William England was a successful Victorian photographer specialising in stereoscopic photographs.

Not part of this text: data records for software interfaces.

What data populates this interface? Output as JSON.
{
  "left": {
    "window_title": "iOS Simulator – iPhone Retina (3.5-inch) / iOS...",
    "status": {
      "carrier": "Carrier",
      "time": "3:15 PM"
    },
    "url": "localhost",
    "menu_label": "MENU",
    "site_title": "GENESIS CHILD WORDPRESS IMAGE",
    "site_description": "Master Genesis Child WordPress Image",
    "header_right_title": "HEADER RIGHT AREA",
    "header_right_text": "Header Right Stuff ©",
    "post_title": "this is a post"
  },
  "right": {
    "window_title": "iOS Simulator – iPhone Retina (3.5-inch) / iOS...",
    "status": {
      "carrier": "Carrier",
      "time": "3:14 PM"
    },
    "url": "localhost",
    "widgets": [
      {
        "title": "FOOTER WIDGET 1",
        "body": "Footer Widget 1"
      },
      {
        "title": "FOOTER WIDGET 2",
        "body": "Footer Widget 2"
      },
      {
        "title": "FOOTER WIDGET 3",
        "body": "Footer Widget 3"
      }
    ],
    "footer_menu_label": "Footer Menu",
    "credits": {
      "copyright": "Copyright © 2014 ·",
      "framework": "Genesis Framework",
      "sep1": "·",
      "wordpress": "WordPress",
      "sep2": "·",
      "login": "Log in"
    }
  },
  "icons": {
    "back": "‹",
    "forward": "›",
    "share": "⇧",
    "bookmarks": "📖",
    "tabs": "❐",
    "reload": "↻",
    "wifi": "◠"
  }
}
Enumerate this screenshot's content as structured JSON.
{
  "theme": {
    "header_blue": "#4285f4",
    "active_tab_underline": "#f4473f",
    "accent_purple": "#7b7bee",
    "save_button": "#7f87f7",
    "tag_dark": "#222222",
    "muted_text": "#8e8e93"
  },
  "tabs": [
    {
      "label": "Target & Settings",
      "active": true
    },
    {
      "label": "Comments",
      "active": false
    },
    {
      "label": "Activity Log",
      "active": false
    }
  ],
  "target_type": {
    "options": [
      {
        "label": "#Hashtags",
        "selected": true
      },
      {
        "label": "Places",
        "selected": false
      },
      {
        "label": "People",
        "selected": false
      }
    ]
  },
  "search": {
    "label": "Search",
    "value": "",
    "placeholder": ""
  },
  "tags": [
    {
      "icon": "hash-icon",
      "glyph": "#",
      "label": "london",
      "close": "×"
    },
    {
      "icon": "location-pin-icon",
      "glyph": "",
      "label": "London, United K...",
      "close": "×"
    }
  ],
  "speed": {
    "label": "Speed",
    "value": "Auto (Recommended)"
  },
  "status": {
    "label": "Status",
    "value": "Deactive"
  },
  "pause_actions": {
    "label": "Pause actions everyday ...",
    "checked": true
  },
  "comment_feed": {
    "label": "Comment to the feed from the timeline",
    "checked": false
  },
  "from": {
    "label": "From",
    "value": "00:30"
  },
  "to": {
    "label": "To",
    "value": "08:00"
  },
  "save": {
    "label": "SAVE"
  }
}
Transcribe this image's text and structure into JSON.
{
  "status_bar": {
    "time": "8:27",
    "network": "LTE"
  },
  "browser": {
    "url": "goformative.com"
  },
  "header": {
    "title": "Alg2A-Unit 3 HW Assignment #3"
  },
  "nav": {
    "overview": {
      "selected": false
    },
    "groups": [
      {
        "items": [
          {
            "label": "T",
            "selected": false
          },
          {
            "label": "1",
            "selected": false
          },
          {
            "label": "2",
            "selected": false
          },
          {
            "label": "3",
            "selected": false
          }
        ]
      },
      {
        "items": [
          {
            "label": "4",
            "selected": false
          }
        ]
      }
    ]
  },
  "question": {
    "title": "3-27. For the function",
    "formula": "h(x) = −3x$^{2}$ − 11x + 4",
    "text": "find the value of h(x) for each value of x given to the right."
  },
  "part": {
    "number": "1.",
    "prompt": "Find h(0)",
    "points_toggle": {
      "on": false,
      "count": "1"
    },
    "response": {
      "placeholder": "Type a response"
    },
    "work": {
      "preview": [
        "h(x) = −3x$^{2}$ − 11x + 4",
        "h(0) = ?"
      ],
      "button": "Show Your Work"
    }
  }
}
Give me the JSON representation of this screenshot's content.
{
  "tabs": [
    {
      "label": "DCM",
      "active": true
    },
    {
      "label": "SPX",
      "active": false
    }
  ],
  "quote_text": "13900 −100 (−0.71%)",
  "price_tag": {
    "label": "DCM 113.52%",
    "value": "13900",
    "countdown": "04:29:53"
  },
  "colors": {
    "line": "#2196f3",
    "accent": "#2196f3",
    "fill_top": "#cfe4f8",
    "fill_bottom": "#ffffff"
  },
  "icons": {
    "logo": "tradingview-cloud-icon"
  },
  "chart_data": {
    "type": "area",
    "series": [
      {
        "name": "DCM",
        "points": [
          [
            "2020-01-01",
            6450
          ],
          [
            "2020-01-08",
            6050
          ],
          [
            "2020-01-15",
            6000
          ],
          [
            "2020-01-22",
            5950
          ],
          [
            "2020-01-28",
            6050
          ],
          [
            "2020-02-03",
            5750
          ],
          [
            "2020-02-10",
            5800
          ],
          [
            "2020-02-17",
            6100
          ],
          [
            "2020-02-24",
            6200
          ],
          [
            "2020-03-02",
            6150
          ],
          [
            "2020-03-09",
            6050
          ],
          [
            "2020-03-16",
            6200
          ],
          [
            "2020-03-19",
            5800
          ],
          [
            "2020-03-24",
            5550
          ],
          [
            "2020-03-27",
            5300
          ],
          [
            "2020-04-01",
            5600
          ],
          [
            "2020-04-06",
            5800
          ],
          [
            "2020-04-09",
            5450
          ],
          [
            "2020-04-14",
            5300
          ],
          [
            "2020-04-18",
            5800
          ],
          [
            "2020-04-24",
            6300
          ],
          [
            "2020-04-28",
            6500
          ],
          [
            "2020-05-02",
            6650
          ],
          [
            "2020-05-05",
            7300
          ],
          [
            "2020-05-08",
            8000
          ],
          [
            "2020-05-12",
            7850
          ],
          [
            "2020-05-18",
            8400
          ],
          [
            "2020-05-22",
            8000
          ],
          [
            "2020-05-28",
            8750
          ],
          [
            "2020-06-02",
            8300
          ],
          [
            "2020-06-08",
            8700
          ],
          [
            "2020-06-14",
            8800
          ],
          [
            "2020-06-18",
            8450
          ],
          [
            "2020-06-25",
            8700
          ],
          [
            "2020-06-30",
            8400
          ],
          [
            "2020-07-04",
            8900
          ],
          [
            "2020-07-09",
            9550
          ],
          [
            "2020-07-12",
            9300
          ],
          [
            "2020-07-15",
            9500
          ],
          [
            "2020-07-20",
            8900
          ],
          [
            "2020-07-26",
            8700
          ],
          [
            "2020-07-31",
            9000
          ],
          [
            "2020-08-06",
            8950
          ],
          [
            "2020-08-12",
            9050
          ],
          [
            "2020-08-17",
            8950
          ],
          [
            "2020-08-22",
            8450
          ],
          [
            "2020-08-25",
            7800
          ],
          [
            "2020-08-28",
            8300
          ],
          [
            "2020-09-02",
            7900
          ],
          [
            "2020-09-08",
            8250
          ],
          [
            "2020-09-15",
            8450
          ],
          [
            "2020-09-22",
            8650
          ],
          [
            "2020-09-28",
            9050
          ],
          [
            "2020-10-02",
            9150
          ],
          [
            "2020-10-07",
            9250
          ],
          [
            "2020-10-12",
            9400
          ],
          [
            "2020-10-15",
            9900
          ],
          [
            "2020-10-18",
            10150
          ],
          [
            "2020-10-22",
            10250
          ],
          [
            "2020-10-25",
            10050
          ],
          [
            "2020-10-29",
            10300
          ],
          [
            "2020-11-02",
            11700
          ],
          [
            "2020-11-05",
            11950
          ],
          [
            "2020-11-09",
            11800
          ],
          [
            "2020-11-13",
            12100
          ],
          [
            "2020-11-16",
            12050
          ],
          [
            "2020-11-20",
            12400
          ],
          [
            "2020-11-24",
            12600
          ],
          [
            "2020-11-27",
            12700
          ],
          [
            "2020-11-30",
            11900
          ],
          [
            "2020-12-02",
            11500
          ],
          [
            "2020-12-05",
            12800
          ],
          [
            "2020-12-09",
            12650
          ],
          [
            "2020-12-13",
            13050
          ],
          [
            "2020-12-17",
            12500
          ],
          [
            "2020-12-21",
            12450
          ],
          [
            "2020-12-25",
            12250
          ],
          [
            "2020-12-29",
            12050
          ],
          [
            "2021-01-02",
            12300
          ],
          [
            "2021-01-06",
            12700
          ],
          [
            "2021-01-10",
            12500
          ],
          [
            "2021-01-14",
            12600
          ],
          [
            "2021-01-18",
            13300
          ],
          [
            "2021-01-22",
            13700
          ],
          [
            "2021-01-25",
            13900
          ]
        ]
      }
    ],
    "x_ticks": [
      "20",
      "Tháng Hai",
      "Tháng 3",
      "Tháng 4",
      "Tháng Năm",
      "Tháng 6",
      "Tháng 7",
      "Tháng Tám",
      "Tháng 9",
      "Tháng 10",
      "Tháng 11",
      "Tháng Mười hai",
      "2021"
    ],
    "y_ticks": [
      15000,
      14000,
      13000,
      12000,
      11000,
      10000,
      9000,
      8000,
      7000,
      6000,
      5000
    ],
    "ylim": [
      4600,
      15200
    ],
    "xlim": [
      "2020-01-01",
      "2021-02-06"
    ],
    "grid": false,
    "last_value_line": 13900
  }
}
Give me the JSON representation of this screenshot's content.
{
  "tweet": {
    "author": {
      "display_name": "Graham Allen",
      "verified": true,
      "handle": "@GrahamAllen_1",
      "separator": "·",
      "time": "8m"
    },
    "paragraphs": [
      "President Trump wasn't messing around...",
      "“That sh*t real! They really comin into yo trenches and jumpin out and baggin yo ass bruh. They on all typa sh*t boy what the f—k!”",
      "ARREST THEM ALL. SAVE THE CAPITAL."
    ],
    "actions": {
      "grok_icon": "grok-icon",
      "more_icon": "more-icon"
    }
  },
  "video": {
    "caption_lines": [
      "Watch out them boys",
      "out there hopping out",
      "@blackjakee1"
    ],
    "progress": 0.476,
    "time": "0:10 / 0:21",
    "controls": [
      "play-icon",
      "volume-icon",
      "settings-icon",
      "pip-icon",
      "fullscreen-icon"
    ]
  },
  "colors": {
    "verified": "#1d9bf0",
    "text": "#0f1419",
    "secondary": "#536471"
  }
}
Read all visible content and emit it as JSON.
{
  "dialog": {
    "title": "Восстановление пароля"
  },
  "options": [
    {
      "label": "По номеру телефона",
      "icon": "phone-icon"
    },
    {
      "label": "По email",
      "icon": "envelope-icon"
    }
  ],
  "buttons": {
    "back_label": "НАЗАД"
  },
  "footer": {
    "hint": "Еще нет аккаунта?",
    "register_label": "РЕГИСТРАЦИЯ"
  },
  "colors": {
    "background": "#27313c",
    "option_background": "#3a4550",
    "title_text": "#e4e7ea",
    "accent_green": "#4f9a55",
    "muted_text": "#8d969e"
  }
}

Sources disagree on his date of birth, with dates from 1816 to 1830 quoted by different authors. In the 1840s England ran a London daguerreotype portrait studio. In 1854 he joined the London Stereoscopic Company (LSC), where another eminent stereoscopic photographer Thomas Richard Williams was also active at that time. In due course England became the LSC's principal photographer. In 1859 he traveled to America for the LSC and brought back a series of stereoviews of USA and Canada which provided European audiences with some of their first stereoscopic views of North America. In 1862 the LSC paid 3,000 guineas for the exclusive rights to photograph the International Exhibition to be held in South Kensington, London. William England led a team of LSC stereographers, which included William Russell Sedgfield and Stephen Thompson, to produce a series of 350 stereoviews of the exhibition  In 1863 England photographed the Dublin International Exhibition, but later that year he left the LSC to work independently. He subsequently traveled around Germany, Switzerland and Italy, producing highly regarded series of views including a much collected series of Alpine views 'published under the auspices of the Alpine Club'.
In later years he was active in several photographic organizations including the London Photographic Society and the Photographic Society of Great Britain. In 1886 he was a founding member of the Photographic Convention of the United Kingdom. He died in London in 1896.
- Lenman, Robin Ed (2005) The Oxford Companion to the Photograph, Oxford University Press
- Hannavy , John (2007). Encyclopedia of Nineteenth-Century Photography Routledge
- Tongue, Michael (2006) Expo 1862, Discovery Books
- Wettmann, Hartmut, William England's 1869 Rhine Journey, Stereo World, Vol. 29 No. 1 available at: http://www.fotoplatz.stereographie.de/stwrld-WmE/
- British Journal of Photography September 10th 1886